Cognition, Behavior, and Memory

Author: Agustina Belén Pivato | Email: abpivato@gmail.com

Agustina Belén Pivato , Mario Rafael Pagani

1° Universidad de Buenos Aires—Consejo Nacional de Investigaciones Científicas y Técnicas (CONICET), Facultad de Medicina, Instituto de Fisiología y Biofísica Bernardo Houssay (IFIBIO)-Houssay, Buenos Aires, Argentina

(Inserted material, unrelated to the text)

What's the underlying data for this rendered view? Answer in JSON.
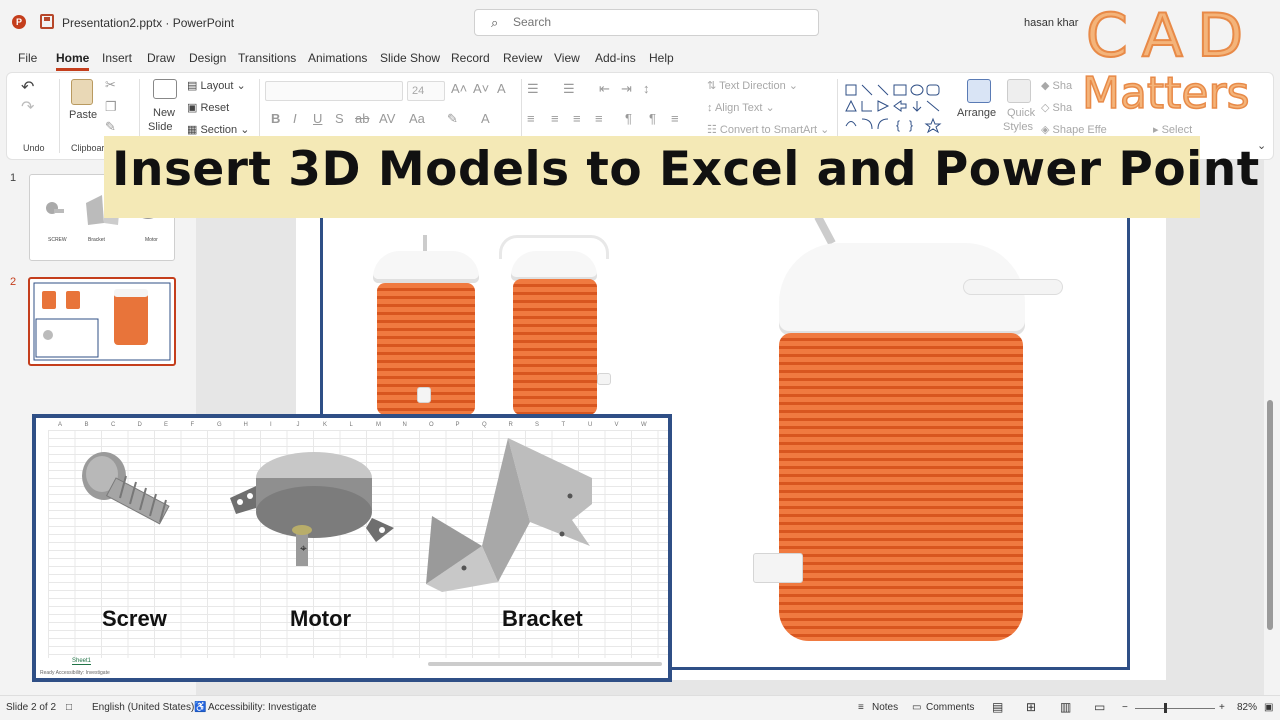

Intellectual disability affects 1.5 to 3 percent of the global population, impacting directly on an individual’s development and quality of life. Memory generalization is a cognitive function that allows the individual to apply certain acquired information or skill in a similar situation in the future. Generalization is impaired in individuals with intellectual disability. This work is part of a larger investigation that aims to understand the molecular and neural mechanisms implicated in generalization. Preliminary results showed that a reduced expression of dunce promotes overgeneralization. In the work presented here, we enhanced the expression of the dunce gene in all neurons. Assuming then an increase in the dunce protein, a decrease in cAMP and PKA activation was expected, which we propose to be associated with a reduction in generalization and thus a more specific memory formation. In order to test this hypothesis, double transgenic flies and parental controls were exposed to a context and then tested in the same, a similar or a different context. Memory recall was assessed measuring the distance traveled in these contexts, understanding normal behavior as recognition memory in the same context, generalization in the similar context, and no recalling in the different context. Contrary to expectations, preliminary results show that the overexpression of dunce gene has no effect on either recognition memory or generalization compared to its parental controls.